The route for the Liberty TransCape MTB Encounter has a new starting venue in George, which route director Wayne Collett believes has allowed them to add much diversity to the event.
The seven-stage mountain-bike race, powered by Volvo, takes place from February 2 to 9 from George to Franschhoek in the Western Cape.
In previous years, the distance covered has been over 650km, but next year’s route of 591km has enabled the organisers to alter some of the longer stages.
Collett said the start in George had allowed them to add diversity to the trails, as well as several new elements.
“Previously, the first three days were characterised by relatively long stages because of the overall distance you had to cover,” he said.
“But now there is no stage much longer than 100km and that means it is a little easier, allowing us to do a few things differently.”

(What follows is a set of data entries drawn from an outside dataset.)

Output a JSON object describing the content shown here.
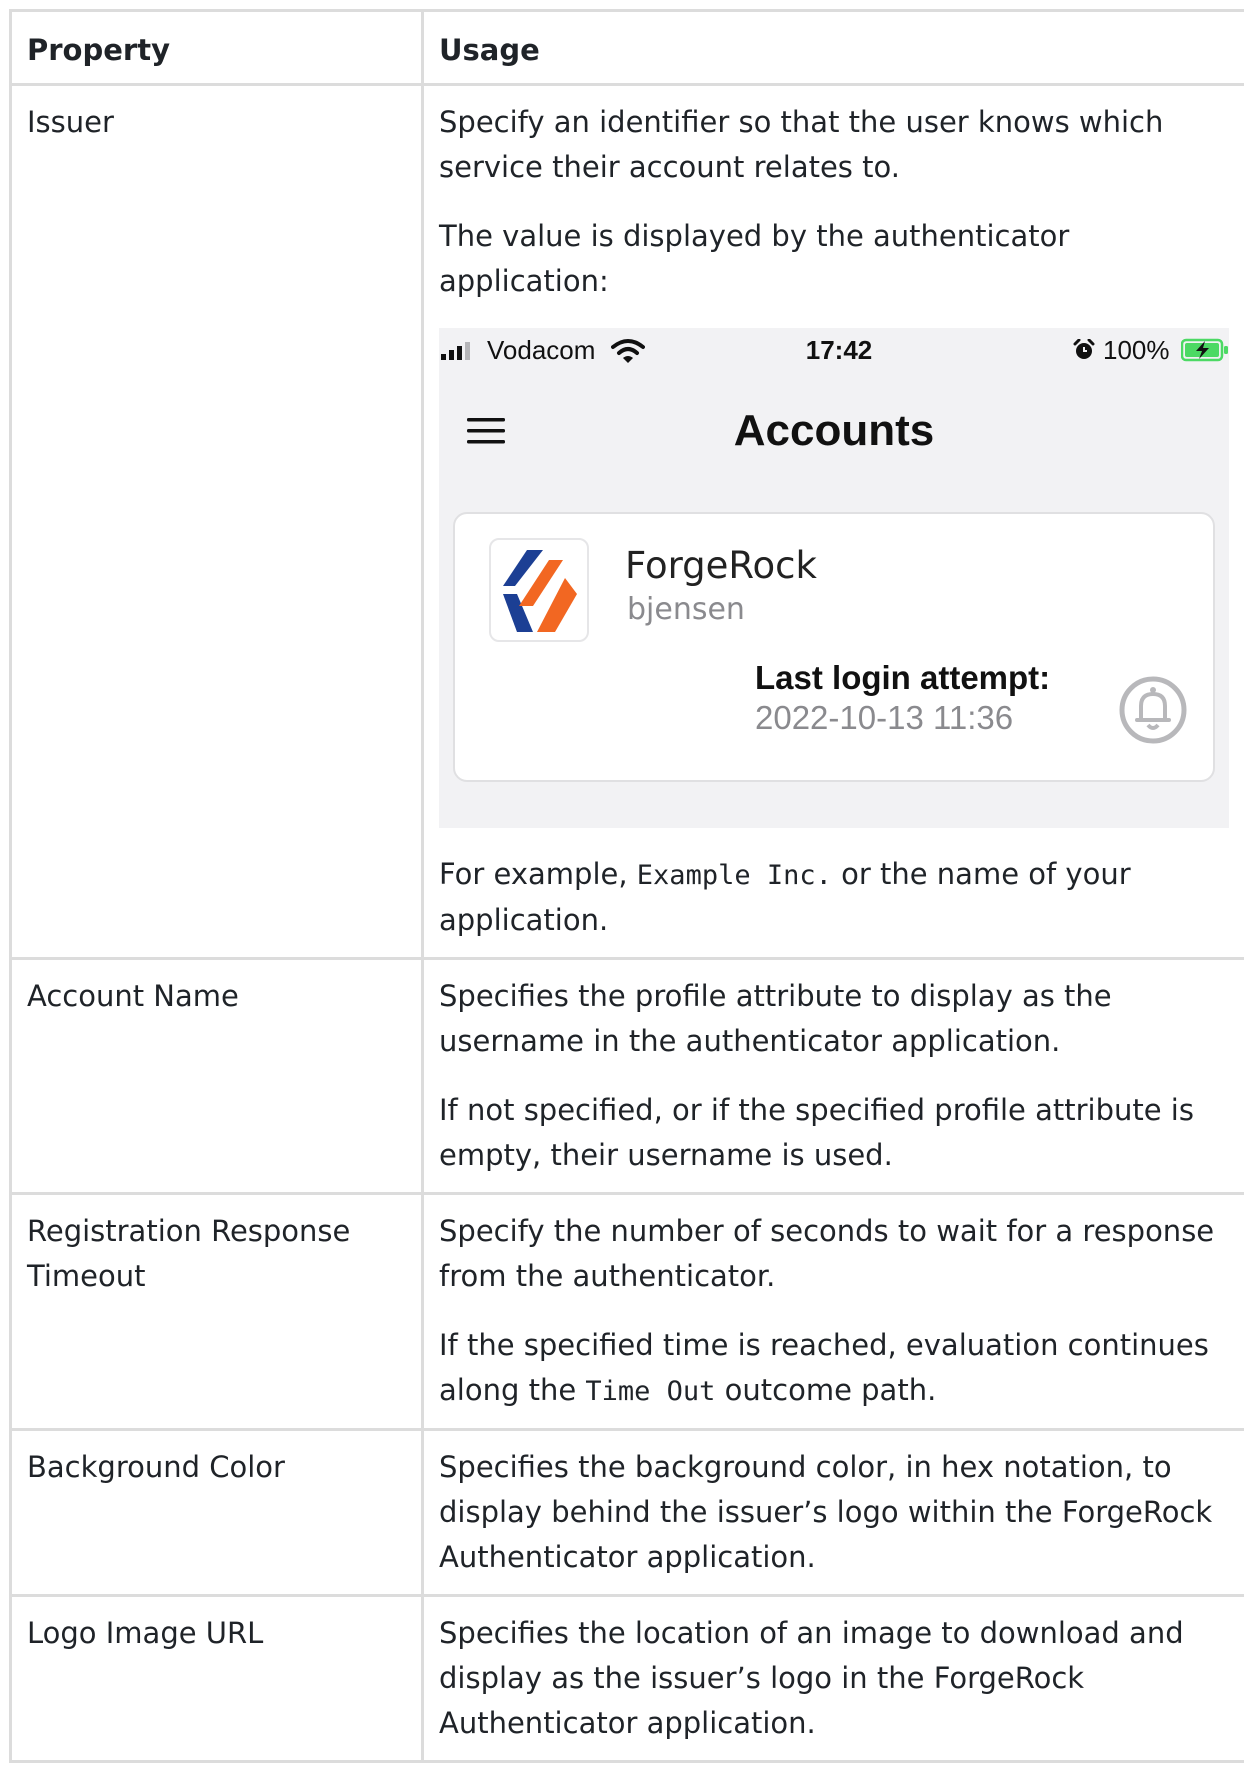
{
  "table": {
    "headers": {
      "property": "Property",
      "usage": "Usage"
    },
    "rows": [
      {
        "property": "Issuer",
        "usage": {
          "p1": "Specify an identifier so that the user knows which service their account relates to.",
          "p2": "The value is displayed by the authenticator application:",
          "p3_pre": "For example, ",
          "p3_code": "Example Inc.",
          "p3_post": " or the name of your application."
        }
      },
      {
        "property": "Account Name",
        "usage": {
          "p1": "Specifies the profile attribute to display as the username in the authenticator application.",
          "p2": "If not specified, or if the specified profile attribute is empty, their username is used."
        }
      },
      {
        "property": "Registration Response Timeout",
        "usage": {
          "p1": "Specify the number of seconds to wait for a response from the authenticator.",
          "p2_pre": "If the specified time is reached, evaluation continues along the ",
          "p2_code": "Time Out",
          "p2_post": " outcome path."
        }
      },
      {
        "property": "Background Color",
        "usage": {
          "p1": "Specifies the background color, in hex notation, to display behind the issuer’s logo within the ForgeRock Authenticator application."
        }
      },
      {
        "property": "Logo Image URL",
        "usage": {
          "p1": "Specifies the location of an image to download and display as the issuer’s logo in the ForgeRock Authenticator application."
        }
      }
    ]
  },
  "phone": {
    "carrier": "Vodacom",
    "time": "17:42",
    "battery": "100%",
    "title": "Accounts",
    "account": {
      "issuer": "ForgeRock",
      "user": "bjensen",
      "last_login_label": "Last login attempt:",
      "last_login_value": "2022-10-13 11:36"
    },
    "icons": [
      "signal-icon",
      "wifi-icon",
      "alarm-icon",
      "battery-charging-icon",
      "menu-icon",
      "forgerock-logo-icon",
      "bell-icon"
    ],
    "colors": {
      "logo_blue": "#1c3f94",
      "logo_orange": "#f26722",
      "battery_green": "#4cd964"
    }
  }
}
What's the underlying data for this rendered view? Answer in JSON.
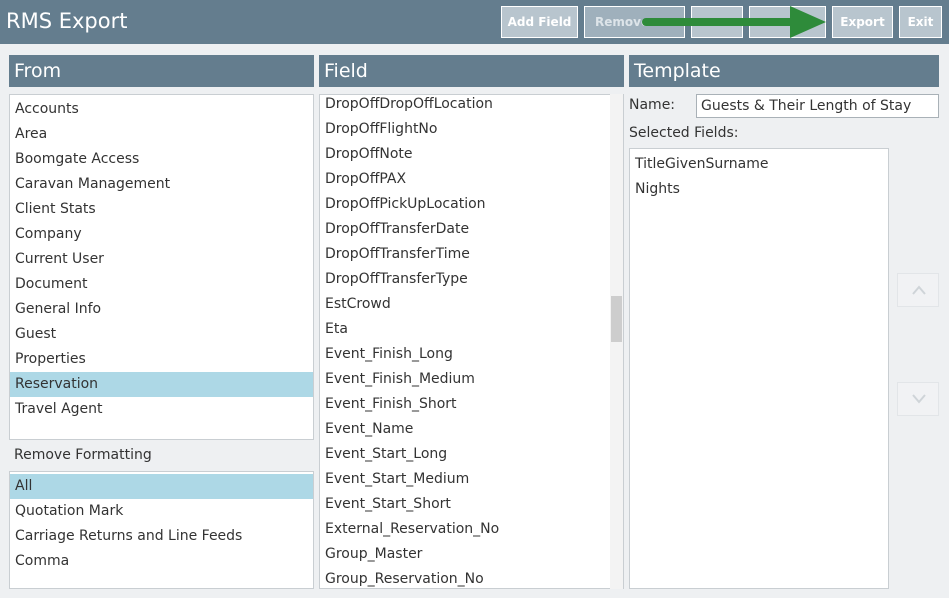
{
  "app": {
    "title": "RMS Export"
  },
  "toolbar": {
    "add_field": "Add Field",
    "remove": "Remove",
    "blank1": "",
    "blank2": "",
    "export": "Export",
    "exit": "Exit"
  },
  "from": {
    "header": "From",
    "items": [
      {
        "label": "Accounts"
      },
      {
        "label": "Area"
      },
      {
        "label": "Boomgate Access"
      },
      {
        "label": "Caravan Management"
      },
      {
        "label": "Client Stats"
      },
      {
        "label": "Company"
      },
      {
        "label": "Current User"
      },
      {
        "label": "Document"
      },
      {
        "label": "General Info"
      },
      {
        "label": "Guest"
      },
      {
        "label": "Properties"
      },
      {
        "label": "Reservation"
      },
      {
        "label": "Travel Agent"
      }
    ],
    "selected": "Reservation"
  },
  "remove_formatting": {
    "label": "Remove Formatting",
    "items": [
      {
        "label": "All"
      },
      {
        "label": "Quotation Mark"
      },
      {
        "label": "Carriage Returns and Line Feeds"
      },
      {
        "label": "Comma"
      }
    ],
    "selected": "All"
  },
  "field": {
    "header": "Field",
    "items": [
      {
        "label": "DropOffDropOffLocation"
      },
      {
        "label": "DropOffFlightNo"
      },
      {
        "label": "DropOffNote"
      },
      {
        "label": "DropOffPAX"
      },
      {
        "label": "DropOffPickUpLocation"
      },
      {
        "label": "DropOffTransferDate"
      },
      {
        "label": "DropOffTransferTime"
      },
      {
        "label": "DropOffTransferType"
      },
      {
        "label": "EstCrowd"
      },
      {
        "label": "Eta"
      },
      {
        "label": "Event_Finish_Long"
      },
      {
        "label": "Event_Finish_Medium"
      },
      {
        "label": "Event_Finish_Short"
      },
      {
        "label": "Event_Name"
      },
      {
        "label": "Event_Start_Long"
      },
      {
        "label": "Event_Start_Medium"
      },
      {
        "label": "Event_Start_Short"
      },
      {
        "label": "External_Reservation_No"
      },
      {
        "label": "Group_Master"
      },
      {
        "label": "Group_Reservation_No"
      }
    ]
  },
  "template": {
    "header": "Template",
    "name_label": "Name:",
    "name_value": "Guests & Their Length of Stay",
    "selected_fields_label": "Selected Fields:",
    "selected_fields": [
      {
        "label": "TitleGivenSurname"
      },
      {
        "label": "Nights"
      }
    ]
  },
  "icons": {
    "move_up": "chevron-up-icon",
    "move_down": "chevron-down-icon",
    "annotation": "green-arrow-icon"
  },
  "colors": {
    "header_bg": "#647d8e",
    "selected_bg": "#add8e6",
    "annotation_arrow": "#2e8b3a"
  }
}
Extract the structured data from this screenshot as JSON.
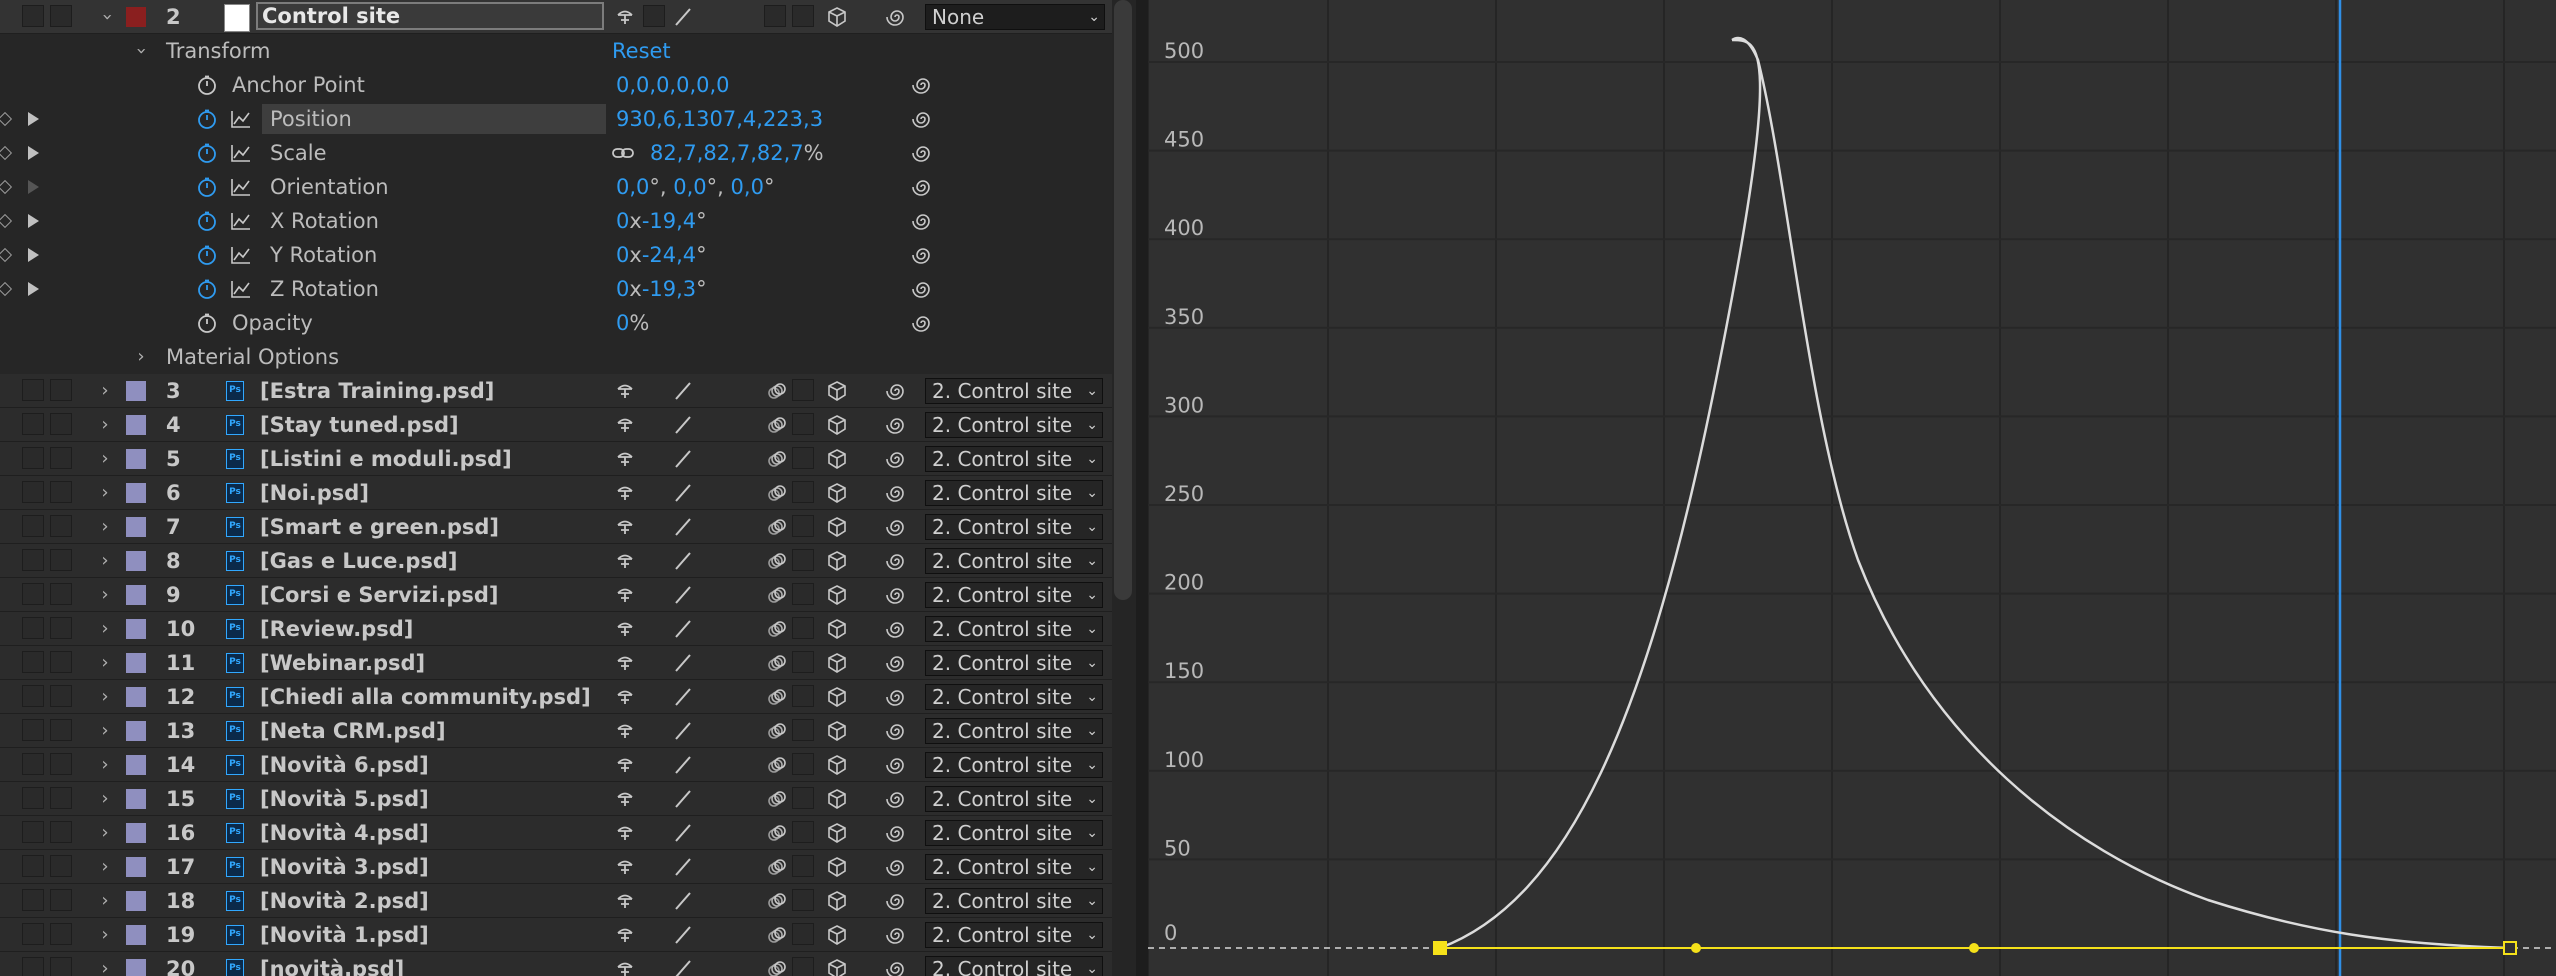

Starting in George meant they were able to add terrain diversity to the race by bringing the Klein Karoo back into the mix, said Collett.
“This year the Klein Karoo was not part of the route, but now you have three distinct sections on the opening day.
“First you have the coastal character of the George region, before going over Montagu Pass, which provides a different element altogether.
“Once you have crossed the mountain, you descend into the Karoo and that, of course, offers you something else again, with its semi-arid conditions.”
He added there would be plenty of farmlands the riders would traverse, plus some of the iconic single-track sections on the last stage through the Cape Winelands.
With the corporate world a big target market, Collett said they had designed the route to ensure nobody “had to break their back”.
However, he was quick to add that “easier” did not mean it was “easy”.
“We have tried to keep every stage to under 100km,” he said. “There are some just over that distance but, if you are well prepared, it is something everyone should be able to handle.”
He did have a warning for the cyclists, though, in terms of the weather.
“You really need to expect everything and anything in this race,” he said, “because you will get everything, from extreme heat to rain and cold, as well as wind in some of the high areas.”
Collett added that the only technical section would come in the final stage when half the route was devoted to single-track.
“It is not so hectic that a rider might have to push for kilometres, but there are some hairpins which can test you.”